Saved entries
·····
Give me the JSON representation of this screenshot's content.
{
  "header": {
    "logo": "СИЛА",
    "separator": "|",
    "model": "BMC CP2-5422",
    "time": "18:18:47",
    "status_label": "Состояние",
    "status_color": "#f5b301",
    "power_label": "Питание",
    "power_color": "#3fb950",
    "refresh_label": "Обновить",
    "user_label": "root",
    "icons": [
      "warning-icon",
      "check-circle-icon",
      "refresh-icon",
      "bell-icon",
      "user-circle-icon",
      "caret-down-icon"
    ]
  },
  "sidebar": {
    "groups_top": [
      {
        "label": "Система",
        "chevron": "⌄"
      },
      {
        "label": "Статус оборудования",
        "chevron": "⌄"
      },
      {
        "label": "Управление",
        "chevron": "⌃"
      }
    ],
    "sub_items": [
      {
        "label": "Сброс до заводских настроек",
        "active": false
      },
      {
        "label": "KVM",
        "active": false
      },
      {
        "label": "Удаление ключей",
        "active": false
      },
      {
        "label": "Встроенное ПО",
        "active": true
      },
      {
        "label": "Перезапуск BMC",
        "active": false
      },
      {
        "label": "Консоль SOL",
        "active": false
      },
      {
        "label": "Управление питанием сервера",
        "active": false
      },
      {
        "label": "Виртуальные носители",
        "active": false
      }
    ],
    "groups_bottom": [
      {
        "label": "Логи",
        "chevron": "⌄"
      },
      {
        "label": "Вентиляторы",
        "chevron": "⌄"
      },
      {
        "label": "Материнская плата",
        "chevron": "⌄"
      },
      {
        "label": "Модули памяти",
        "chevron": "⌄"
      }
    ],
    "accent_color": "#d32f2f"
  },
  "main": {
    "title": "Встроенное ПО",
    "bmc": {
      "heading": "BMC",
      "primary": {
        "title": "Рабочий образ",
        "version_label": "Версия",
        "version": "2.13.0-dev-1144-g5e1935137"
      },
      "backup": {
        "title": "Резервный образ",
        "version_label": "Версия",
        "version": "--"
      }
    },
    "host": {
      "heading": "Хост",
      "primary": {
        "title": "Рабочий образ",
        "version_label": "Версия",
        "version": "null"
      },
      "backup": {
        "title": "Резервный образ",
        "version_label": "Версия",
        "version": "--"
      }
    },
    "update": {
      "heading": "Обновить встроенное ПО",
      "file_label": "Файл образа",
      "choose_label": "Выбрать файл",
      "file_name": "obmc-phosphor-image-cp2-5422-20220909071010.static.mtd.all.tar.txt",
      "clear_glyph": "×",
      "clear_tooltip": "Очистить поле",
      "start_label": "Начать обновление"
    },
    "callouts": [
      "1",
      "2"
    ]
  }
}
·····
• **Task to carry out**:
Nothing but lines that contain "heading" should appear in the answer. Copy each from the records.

• **Task output**:
      "heading": "BMC",
      "heading": "Хост",
      "heading": "Обновить встроенное ПО",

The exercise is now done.